» **What you need to do**
Write all of the entries out again exactly, but not the images.

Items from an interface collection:
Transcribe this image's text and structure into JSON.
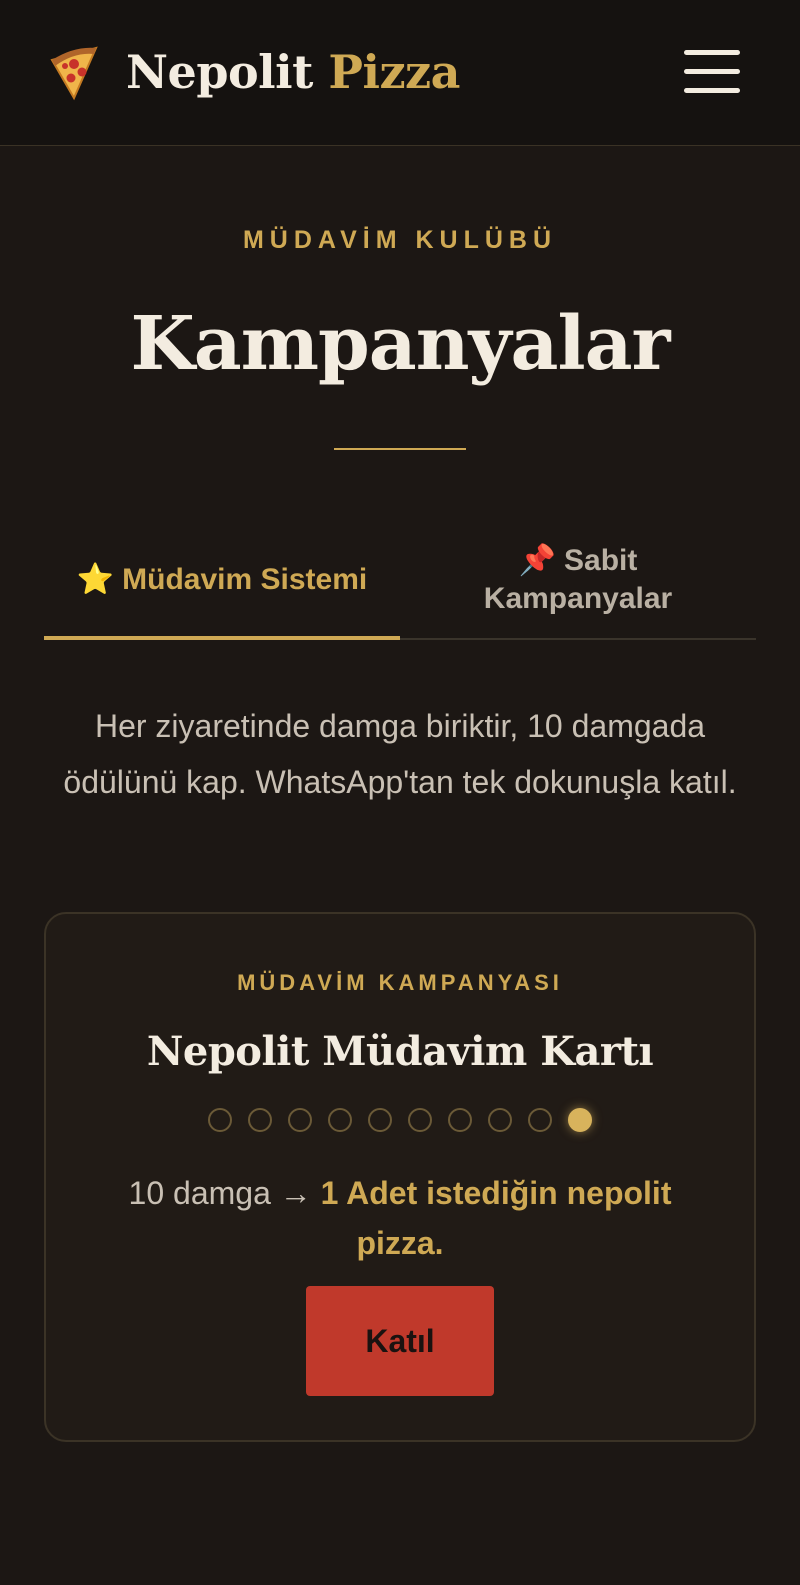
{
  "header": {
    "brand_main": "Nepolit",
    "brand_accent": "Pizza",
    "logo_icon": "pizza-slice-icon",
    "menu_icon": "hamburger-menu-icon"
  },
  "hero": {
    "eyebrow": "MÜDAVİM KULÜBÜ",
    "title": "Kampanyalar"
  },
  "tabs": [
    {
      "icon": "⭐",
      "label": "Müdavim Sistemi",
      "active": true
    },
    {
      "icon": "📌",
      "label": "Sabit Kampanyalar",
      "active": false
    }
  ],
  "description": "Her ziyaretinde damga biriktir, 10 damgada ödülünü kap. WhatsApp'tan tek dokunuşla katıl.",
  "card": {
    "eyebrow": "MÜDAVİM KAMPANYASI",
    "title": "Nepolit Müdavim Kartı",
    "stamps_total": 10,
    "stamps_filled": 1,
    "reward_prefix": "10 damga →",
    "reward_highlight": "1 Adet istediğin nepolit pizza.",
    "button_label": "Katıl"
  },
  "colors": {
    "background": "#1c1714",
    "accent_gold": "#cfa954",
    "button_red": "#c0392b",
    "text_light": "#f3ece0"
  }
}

» **Written response**
Transcribe this image's text and structure into JSON.
{
  "header": {
    "brand_main": "Nepolit",
    "brand_accent": "Pizza",
    "logo_icon": "pizza-slice-icon",
    "menu_icon": "hamburger-menu-icon"
  },
  "hero": {
    "eyebrow": "MÜDAVİM KULÜBÜ",
    "title": "Kampanyalar"
  },
  "tabs": [
    {
      "icon": "⭐",
      "label": "Müdavim Sistemi",
      "active": true
    },
    {
      "icon": "📌",
      "label": "Sabit Kampanyalar",
      "active": false
    }
  ],
  "description": "Her ziyaretinde damga biriktir, 10 damgada ödülünü kap. WhatsApp'tan tek dokunuşla katıl.",
  "card": {
    "eyebrow": "MÜDAVİM KAMPANYASI",
    "title": "Nepolit Müdavim Kartı",
    "stamps_total": 10,
    "stamps_filled": 1,
    "reward_prefix": "10 damga →",
    "reward_highlight": "1 Adet istediğin nepolit pizza.",
    "button_label": "Katıl"
  },
  "colors": {
    "background": "#1c1714",
    "accent_gold": "#cfa954",
    "button_red": "#c0392b",
    "text_light": "#f3ece0"
  }
}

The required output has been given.